■ PROBLEM DESCRIPTION
Extract each line from the entries below that has the string "screenshot" in it.

■ EXTRACTED MATERIAL
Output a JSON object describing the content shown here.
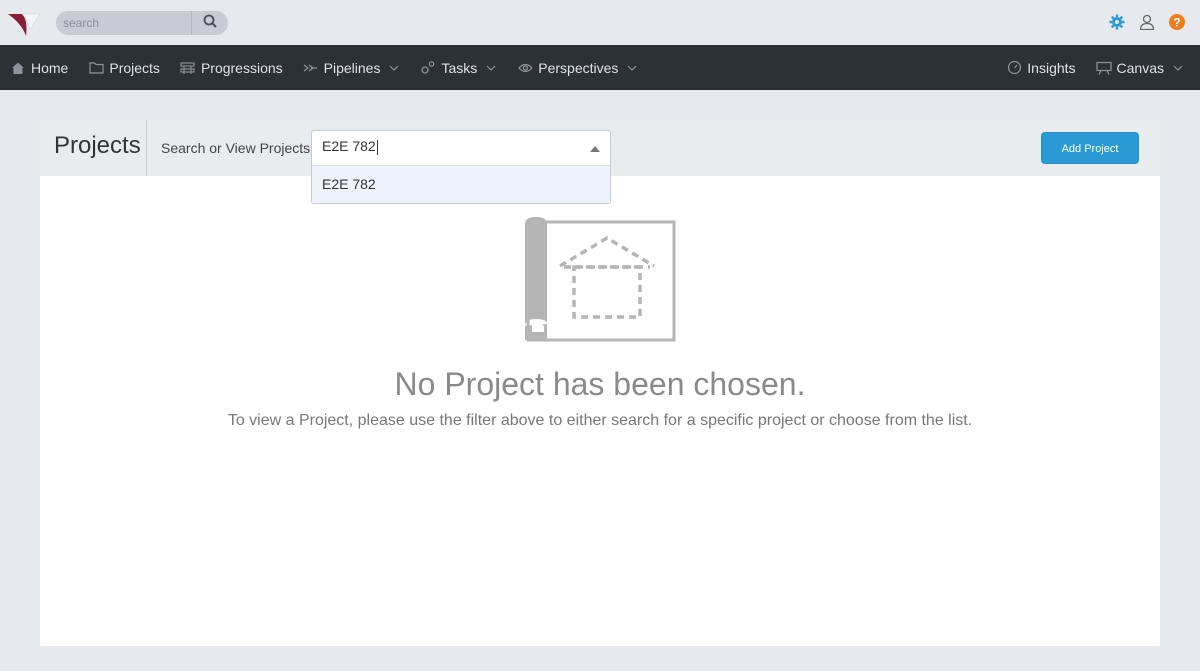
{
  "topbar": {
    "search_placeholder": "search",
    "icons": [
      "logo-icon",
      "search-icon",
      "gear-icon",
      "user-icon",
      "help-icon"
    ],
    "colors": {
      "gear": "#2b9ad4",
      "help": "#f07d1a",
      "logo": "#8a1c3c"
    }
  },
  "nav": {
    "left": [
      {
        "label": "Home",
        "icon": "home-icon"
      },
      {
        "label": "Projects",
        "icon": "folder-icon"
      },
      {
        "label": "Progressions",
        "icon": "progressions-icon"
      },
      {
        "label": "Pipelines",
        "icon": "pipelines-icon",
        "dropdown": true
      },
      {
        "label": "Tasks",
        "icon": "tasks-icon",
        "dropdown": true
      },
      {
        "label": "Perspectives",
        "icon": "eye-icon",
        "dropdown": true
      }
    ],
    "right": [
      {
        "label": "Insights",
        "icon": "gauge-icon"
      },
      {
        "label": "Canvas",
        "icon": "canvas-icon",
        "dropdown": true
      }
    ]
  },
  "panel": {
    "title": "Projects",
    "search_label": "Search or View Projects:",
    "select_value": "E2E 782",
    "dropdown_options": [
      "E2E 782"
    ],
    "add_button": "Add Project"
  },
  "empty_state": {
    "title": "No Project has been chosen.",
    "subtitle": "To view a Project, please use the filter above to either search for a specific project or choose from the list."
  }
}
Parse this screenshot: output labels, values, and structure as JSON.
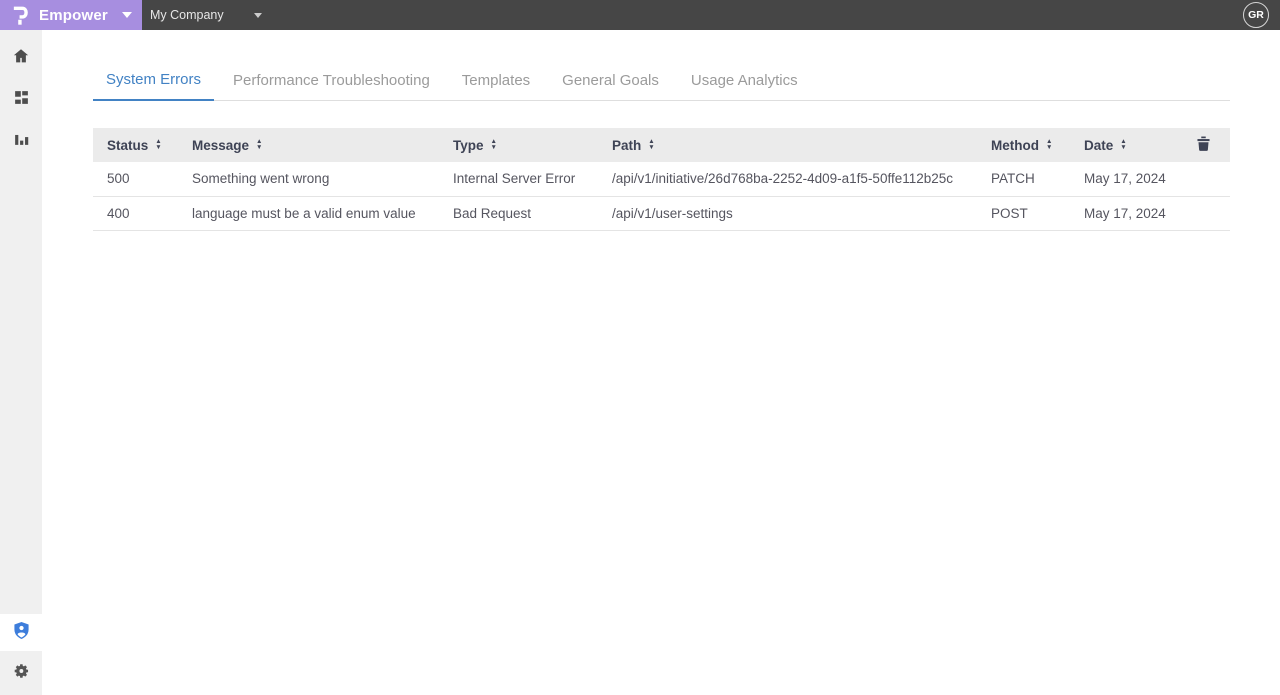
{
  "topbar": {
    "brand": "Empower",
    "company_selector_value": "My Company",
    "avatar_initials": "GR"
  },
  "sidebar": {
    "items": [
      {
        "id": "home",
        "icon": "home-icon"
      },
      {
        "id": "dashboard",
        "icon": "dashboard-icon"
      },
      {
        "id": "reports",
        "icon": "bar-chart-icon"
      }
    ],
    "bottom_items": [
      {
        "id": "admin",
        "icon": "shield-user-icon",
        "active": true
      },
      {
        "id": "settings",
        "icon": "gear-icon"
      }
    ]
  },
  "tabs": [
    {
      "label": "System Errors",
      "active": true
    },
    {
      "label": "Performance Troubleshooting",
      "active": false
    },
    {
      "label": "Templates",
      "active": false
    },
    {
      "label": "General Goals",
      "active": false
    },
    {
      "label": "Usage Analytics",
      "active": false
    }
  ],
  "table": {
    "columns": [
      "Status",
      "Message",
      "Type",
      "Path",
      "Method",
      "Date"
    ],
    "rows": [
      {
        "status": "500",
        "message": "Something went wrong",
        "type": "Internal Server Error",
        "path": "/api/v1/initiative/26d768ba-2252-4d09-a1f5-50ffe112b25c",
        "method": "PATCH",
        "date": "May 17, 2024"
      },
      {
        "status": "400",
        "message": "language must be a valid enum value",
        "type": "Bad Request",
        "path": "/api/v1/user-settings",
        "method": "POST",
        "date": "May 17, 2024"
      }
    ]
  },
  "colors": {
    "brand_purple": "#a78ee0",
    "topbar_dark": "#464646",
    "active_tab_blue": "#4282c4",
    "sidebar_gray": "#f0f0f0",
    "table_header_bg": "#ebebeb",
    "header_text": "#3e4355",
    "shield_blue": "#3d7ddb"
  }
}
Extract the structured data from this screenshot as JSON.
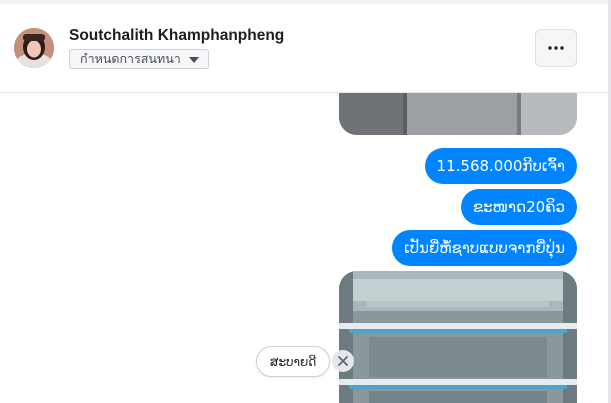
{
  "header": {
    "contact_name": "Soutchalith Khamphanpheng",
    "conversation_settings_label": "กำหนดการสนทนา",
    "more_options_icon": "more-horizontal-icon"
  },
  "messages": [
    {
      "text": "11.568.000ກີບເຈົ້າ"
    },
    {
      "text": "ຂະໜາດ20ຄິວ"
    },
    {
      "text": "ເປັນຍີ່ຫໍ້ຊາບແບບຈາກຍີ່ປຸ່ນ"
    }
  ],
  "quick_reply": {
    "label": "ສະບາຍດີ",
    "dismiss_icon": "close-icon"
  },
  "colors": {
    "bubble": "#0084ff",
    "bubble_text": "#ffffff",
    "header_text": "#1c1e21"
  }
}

■ EXERCISE RESPONSE
Parse this screenshot: output labels, values, and structure as JSON.
Extract the structured data from this screenshot as JSON.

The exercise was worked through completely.